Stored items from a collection
==========
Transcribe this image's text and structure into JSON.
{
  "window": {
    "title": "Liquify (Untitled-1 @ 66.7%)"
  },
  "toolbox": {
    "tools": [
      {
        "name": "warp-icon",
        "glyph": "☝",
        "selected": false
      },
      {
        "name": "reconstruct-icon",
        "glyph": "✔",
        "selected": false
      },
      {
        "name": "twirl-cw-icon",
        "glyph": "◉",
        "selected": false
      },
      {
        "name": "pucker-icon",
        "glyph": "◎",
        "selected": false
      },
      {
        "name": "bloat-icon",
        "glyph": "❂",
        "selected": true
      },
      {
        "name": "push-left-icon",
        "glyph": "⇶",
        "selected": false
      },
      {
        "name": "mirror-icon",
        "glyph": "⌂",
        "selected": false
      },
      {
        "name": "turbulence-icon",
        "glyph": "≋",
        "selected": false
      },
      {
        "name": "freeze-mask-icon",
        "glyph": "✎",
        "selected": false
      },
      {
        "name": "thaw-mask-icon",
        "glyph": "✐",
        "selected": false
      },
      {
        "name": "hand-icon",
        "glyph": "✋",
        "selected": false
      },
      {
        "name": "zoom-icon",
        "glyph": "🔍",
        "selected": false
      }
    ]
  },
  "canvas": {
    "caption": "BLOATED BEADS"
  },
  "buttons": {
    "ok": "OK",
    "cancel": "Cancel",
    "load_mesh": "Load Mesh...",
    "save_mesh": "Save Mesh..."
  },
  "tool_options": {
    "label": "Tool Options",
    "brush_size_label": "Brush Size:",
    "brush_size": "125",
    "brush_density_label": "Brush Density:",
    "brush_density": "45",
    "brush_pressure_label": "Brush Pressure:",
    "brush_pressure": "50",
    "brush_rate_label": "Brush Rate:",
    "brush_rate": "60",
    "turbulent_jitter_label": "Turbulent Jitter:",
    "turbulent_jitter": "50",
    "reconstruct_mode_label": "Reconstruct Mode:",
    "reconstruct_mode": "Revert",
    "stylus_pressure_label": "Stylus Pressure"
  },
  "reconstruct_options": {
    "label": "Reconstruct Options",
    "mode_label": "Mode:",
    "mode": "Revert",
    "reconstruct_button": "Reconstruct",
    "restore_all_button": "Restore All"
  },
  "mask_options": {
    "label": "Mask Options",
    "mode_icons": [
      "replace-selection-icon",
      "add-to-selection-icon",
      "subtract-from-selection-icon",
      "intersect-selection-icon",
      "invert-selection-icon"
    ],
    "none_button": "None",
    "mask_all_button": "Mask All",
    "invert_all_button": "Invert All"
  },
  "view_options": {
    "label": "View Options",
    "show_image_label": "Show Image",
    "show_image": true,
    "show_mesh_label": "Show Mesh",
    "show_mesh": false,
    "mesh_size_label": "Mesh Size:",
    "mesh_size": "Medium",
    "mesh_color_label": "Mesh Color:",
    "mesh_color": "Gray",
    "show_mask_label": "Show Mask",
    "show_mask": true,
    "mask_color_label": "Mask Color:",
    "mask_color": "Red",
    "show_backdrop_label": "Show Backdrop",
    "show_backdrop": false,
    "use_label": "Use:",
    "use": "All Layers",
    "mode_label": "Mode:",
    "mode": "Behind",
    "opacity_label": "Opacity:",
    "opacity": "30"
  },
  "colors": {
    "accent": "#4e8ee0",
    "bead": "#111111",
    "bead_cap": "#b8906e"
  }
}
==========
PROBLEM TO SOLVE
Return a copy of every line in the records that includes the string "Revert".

FINAL ANSWER
    "reconstruct_mode": "Revert",
    "mode": "Revert",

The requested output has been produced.